"The report shows that the optimism people feel for the ability to drive innovation is not limited to any single economy. Across each of the ten markets people are looking to engineering to solve the world’s problems."
Dr Robert Langer FREng, Winner of the Queen Elizabeth Prize for Engineering and the David H. Koch Institute Professor at MIT, USA, said:
"I think engineering is such a wonderful way to contribute to society. We’ve witnessed hundreds of students and fellows who have trained in our lab get great jobs at universities where they train future engineers or get jobs in industry where they use their engineering training to improve the world. I think the people who come to our lab do so, because they share the same mission I do - which is to create engineering principles that can make the world a better place."

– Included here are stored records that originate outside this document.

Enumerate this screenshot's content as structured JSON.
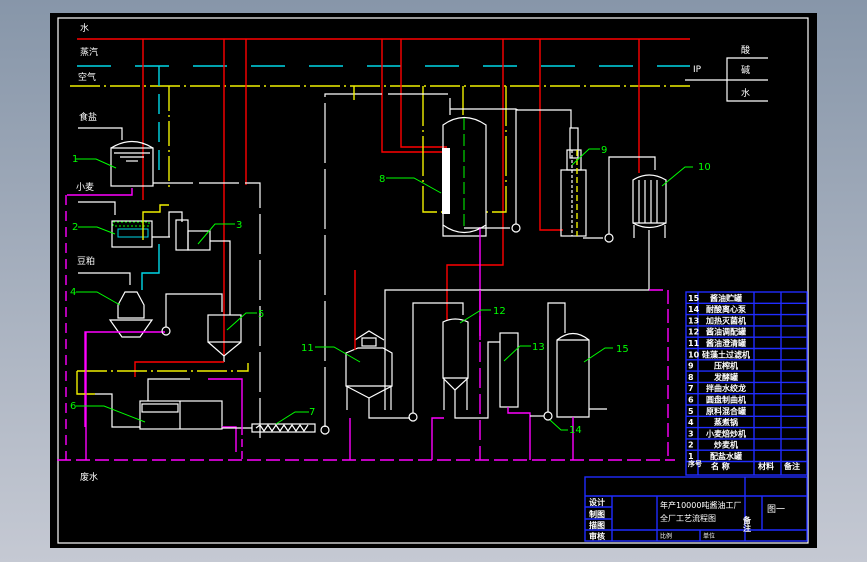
{
  "drawing": {
    "feed_lines": {
      "water": "水",
      "steam": "蒸汽",
      "air": "空气"
    },
    "inputs": {
      "salt": "食盐",
      "wheat": "小麦",
      "soybean_meal": "豆粕",
      "wastewater": "废水"
    },
    "cip": {
      "label": "IP",
      "acid": "酸",
      "alkali": "碱",
      "water": "水"
    },
    "equipment_numbers": [
      "1",
      "2",
      "3",
      "4",
      "5",
      "6",
      "7",
      "8",
      "9",
      "10",
      "11",
      "12",
      "13",
      "14",
      "15"
    ],
    "colors": {
      "water": "#ff0000",
      "steam": "#00d8e8",
      "air": "#f0f000",
      "wastewater": "#ff00ff",
      "leaders": "#00ff00",
      "table_lines": "#1f2cff"
    }
  },
  "parts_table": {
    "headers": {
      "no": "序号",
      "name": "名  称",
      "material": "材料",
      "remark": "备注"
    },
    "rows": [
      {
        "no": "15",
        "name": "酱油贮罐"
      },
      {
        "no": "14",
        "name": "耐酸离心泵"
      },
      {
        "no": "13",
        "name": "加热灭菌机"
      },
      {
        "no": "12",
        "name": "酱油调配罐"
      },
      {
        "no": "11",
        "name": "酱油澄清罐"
      },
      {
        "no": "10",
        "name": "硅藻土过滤机"
      },
      {
        "no": "9",
        "name": "压榨机"
      },
      {
        "no": "8",
        "name": "发酵罐"
      },
      {
        "no": "7",
        "name": "拌曲水绞龙"
      },
      {
        "no": "6",
        "name": "圆盘制曲机"
      },
      {
        "no": "5",
        "name": "原料混合罐"
      },
      {
        "no": "4",
        "name": "蒸煮锅"
      },
      {
        "no": "3",
        "name": "小麦焙炒机"
      },
      {
        "no": "2",
        "name": "炒麦机"
      },
      {
        "no": "1",
        "name": "配盐水罐"
      }
    ]
  },
  "title_block": {
    "design": "设计",
    "draw": "制图",
    "trace": "描图",
    "review": "审核",
    "title_line1": "年产10000吨酱油工厂",
    "title_line2": "全厂工艺流程图",
    "remark": "备注",
    "figure": "图一",
    "scale": "比例",
    "unit": "单位"
  }
}
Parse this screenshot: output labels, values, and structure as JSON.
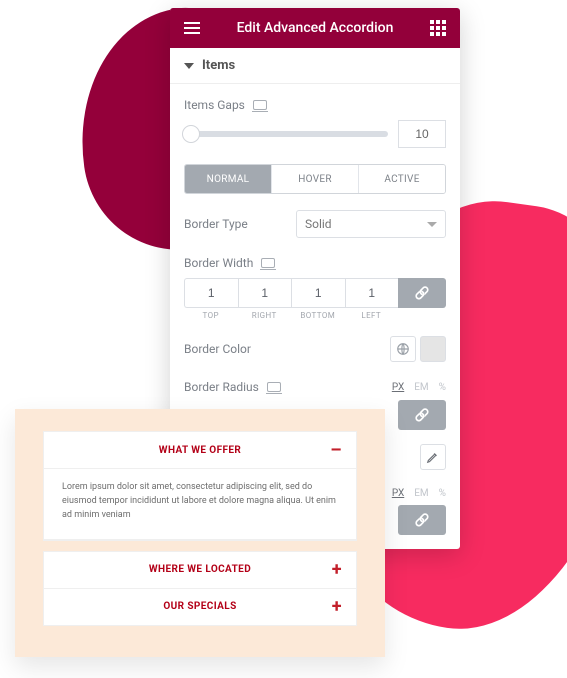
{
  "header": {
    "title": "Edit Advanced Accordion"
  },
  "section": {
    "title": "Items"
  },
  "items_gaps": {
    "label": "Items Gaps",
    "value": "10"
  },
  "state_tabs": {
    "normal": "NORMAL",
    "hover": "HOVER",
    "active": "ACTIVE"
  },
  "border_type": {
    "label": "Border Type",
    "value": "Solid"
  },
  "border_width": {
    "label": "Border Width",
    "top": "1",
    "right": "1",
    "bottom": "1",
    "left": "1",
    "sub_top": "TOP",
    "sub_right": "RIGHT",
    "sub_bottom": "BOTTOM",
    "sub_left": "LEFT"
  },
  "border_color": {
    "label": "Border Color",
    "swatch": "#e5e5e5"
  },
  "border_radius": {
    "label": "Border Radius"
  },
  "units": {
    "px": "PX",
    "em": "EM",
    "pct": "%"
  },
  "accordion": {
    "items": [
      {
        "title": "WHAT WE OFFER",
        "open": true,
        "toggle": "–"
      },
      {
        "title": "WHERE WE LOCATED",
        "open": false,
        "toggle": "+"
      },
      {
        "title": "OUR SPECIALS",
        "open": false,
        "toggle": "+"
      }
    ],
    "body": "Lorem ipsum dolor sit amet, consectetur adipiscing elit, sed do eiusmod tempor incididunt ut labore et dolore magna aliqua. Ut enim ad minim veniam"
  }
}
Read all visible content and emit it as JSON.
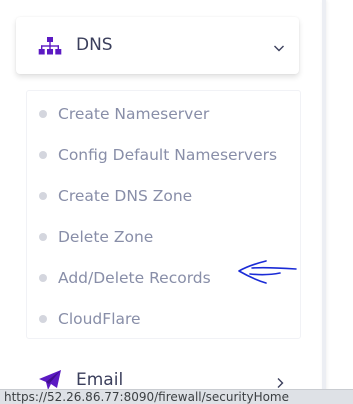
{
  "dns_menu": {
    "label": "DNS",
    "icon": "sitemap-icon",
    "expanded": true
  },
  "dns_submenu": [
    {
      "label": "Create Nameserver"
    },
    {
      "label": "Config Default Nameservers"
    },
    {
      "label": "Create DNS Zone"
    },
    {
      "label": "Delete Zone"
    },
    {
      "label": "Add/Delete Records"
    },
    {
      "label": "CloudFlare"
    }
  ],
  "annotation": {
    "icon": "hand-drawn-arrow-left-icon",
    "color": "#1a2bd6",
    "points_to": "Add/Delete Records"
  },
  "email_menu": {
    "label": "Email",
    "icon": "paper-plane-icon"
  },
  "status_bar": {
    "url": "https://52.26.86.77:8090/firewall/securityHome"
  },
  "colors": {
    "accent_icon": "#5c1ac3",
    "menu_text": "#3b3f5c",
    "submenu_text": "#888ea8",
    "bullet": "#d4d6de"
  }
}
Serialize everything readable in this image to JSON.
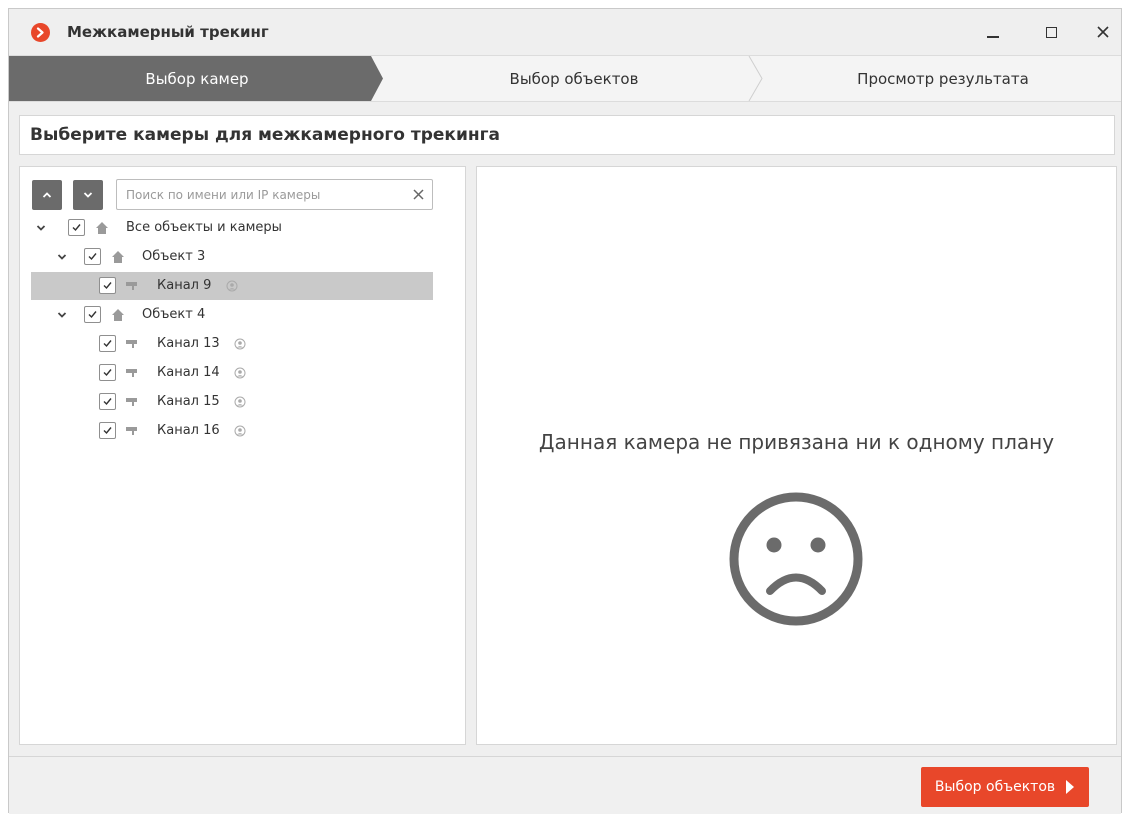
{
  "window": {
    "title": "Межкамерный трекинг",
    "accent_color": "#e8472a"
  },
  "steps": [
    {
      "label": "Выбор камер",
      "active": true
    },
    {
      "label": "Выбор объектов",
      "active": false
    },
    {
      "label": "Просмотр результата",
      "active": false
    }
  ],
  "heading": "Выберите камеры для межкамерного трекинга",
  "search": {
    "placeholder": "Поиск по имени или IP камеры",
    "value": ""
  },
  "tree": [
    {
      "label": "Все объекты и камеры",
      "type": "site",
      "checked": true,
      "expanded": true
    },
    {
      "label": "Объект 3",
      "type": "site",
      "checked": true,
      "expanded": true
    },
    {
      "label": "Канал 9",
      "type": "camera",
      "checked": true,
      "selected": true
    },
    {
      "label": "Объект 4",
      "type": "site",
      "checked": true,
      "expanded": true
    },
    {
      "label": "Канал 13",
      "type": "camera",
      "checked": true
    },
    {
      "label": "Канал 14",
      "type": "camera",
      "checked": true
    },
    {
      "label": "Канал 15",
      "type": "camera",
      "checked": true
    },
    {
      "label": "Канал 16",
      "type": "camera",
      "checked": true
    }
  ],
  "preview": {
    "message": "Данная камера не привязана ни к одному плану",
    "icon": "sad-face-icon"
  },
  "footer": {
    "next_label": "Выбор объектов"
  }
}
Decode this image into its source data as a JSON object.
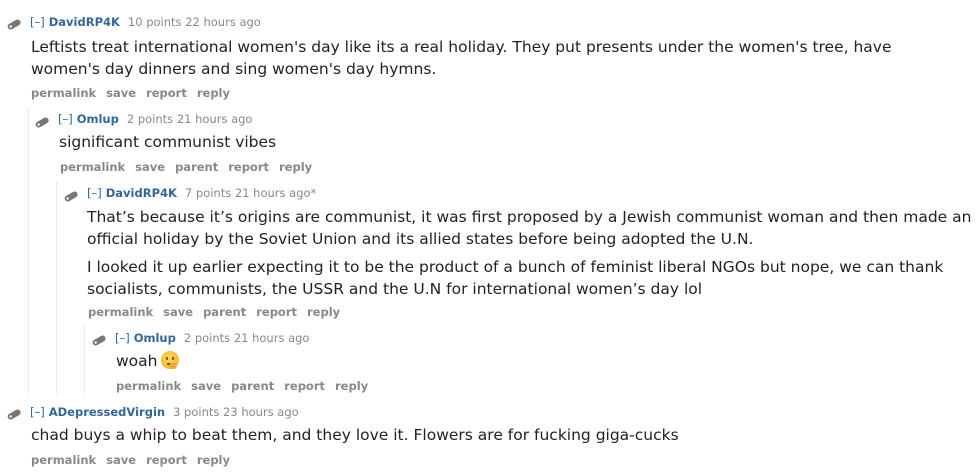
{
  "icon_name": "tag-icon",
  "comments": [
    {
      "collapse": "[–]",
      "author": "DavidRP4K",
      "score": "10 points",
      "time": "22 hours ago",
      "body": [
        "Leftists treat international women's day like its a real holiday. They put presents under the women's tree, have",
        "women's day dinners and sing women's day hymns."
      ],
      "actions": [
        "permalink",
        "save",
        "report",
        "reply"
      ]
    },
    {
      "collapse": "[–]",
      "author": "Omlup",
      "score": "2 points",
      "time": "21 hours ago",
      "body": [
        "significant communist vibes"
      ],
      "actions": [
        "permalink",
        "save",
        "parent",
        "report",
        "reply"
      ]
    },
    {
      "collapse": "[–]",
      "author": "DavidRP4K",
      "score": "7 points",
      "time": "21 hours ago*",
      "body": [
        "That’s because it’s origins are communist, it was first proposed by a Jewish communist woman and then made an",
        "official holiday by the Soviet Union and its allied states before being adopted the U.N.",
        "I looked it up earlier expecting it to be the product of a bunch of feminist liberal NGOs but nope, we can thank",
        "socialists, communists, the USSR and the U.N for international women’s day lol"
      ],
      "actions": [
        "permalink",
        "save",
        "parent",
        "report",
        "reply"
      ]
    },
    {
      "collapse": "[–]",
      "author": "Omlup",
      "score": "2 points",
      "time": "21 hours ago",
      "body": [
        "woah"
      ],
      "emoji": "thinking-face-emoji",
      "actions": [
        "permalink",
        "save",
        "parent",
        "report",
        "reply"
      ]
    },
    {
      "collapse": "[–]",
      "author": "ADepressedVirgin",
      "score": "3 points",
      "time": "23 hours ago",
      "body": [
        "chad buys a whip to beat them, and they love it. Flowers are for fucking giga-cucks"
      ],
      "actions": [
        "permalink",
        "save",
        "report",
        "reply"
      ]
    }
  ]
}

Professor Dame Ann Dowling DBE FREng FRS, President, Royal Academy of Engineering, UK, said:
"Challenging perceptions that limit new entrants into engineering studies or the profession has long been an imperative for engineers and it is encouraging to see responses in the first QEPrize Create the Future Report that indicate a positive understanding of engineering and its potential."
Professor Reinhard Huettl, President of Acatech (National Academy of Science and Engineering), Germany, said:
"Young people in Germany and worldwide expect that engineering will focus on solving the world’s problems. They are increasingly interested in contributing to society."
Professor Frances Arnold, Professor of Chemical Engineering, Bioengineering and Biochemistry, Caltech, said:
"Sustainable energy technology is the basis of a sustainable society. Meeting growing needs and expectations will require real engineering creativity."
Professor John Hennessy, President, Stanford University, USA, said:
"The use of information technology for education has recently received great attention, and it is increasingly clear that online education can play a transformative role particularly in the developing world where educational institutions cannot meet the demand."
Paul Westbury CBE FREng, Group Technical Director, Laing O’Rourke, UK, said:
"To attract and retain the best and most diverse global talent, our profession must stand on its own two feet and continue to ignite imagination, showcase innovation, and shout about the positive impact that engineering has, and must have, on the world around us."
Narayana Murthy, Founder, Infosys, India, said:
"Globalisation is changing things. While much of the developed world continues to experience moderate interest in engineering careers, emerging economies are providing a new breeding ground for engineers."
Professor Viola Vogel, Head of the Laboratory of Applied Mechanobiology, ETH Zurich, Switzerland, said:
"Emerging economies (India, Turkey, China, and Brazil) have narrower gender gaps regarding the overall interest in engineering than the leading economies of the world."
Professor Lynn Gladden CBE FREng, Shell Professor of Chemical Engineering, University of Cambridge, UK, said:
"There is a huge opportunity to re-energise the current generation of young people in our schools, so that they see and relate to the excitement and opportunities which a career in engineering can bring."
Professor Hiroshi Komiyama, President, Engineering Academy, Japan, said:
"In Japan, young generations recognize the value of engineering in contributing to society. This recognition is important in our effort to promote the understanding of engineering widely, and it is seen as a hope for the future development of human resources."
Professor Sir Christopher Snowden FREng FRS, Vice-Chancellor, University of Southampton, UK, said:
"The UK could take steps to improving its ranking in the index by investing further in engineering education and training and creating visible opportunities for engineering careers. This would certainly require increasing the awareness of engineering and careers in schools and colleges and continuing to win the support of business and industry to promote engineering."
Dr Dan Mote, President, National Academy of Engineering, USA, said:
"The Create the Future Report shows how important it is to highlight the tremendous opportunities existing in engineering careers to attract the next generation."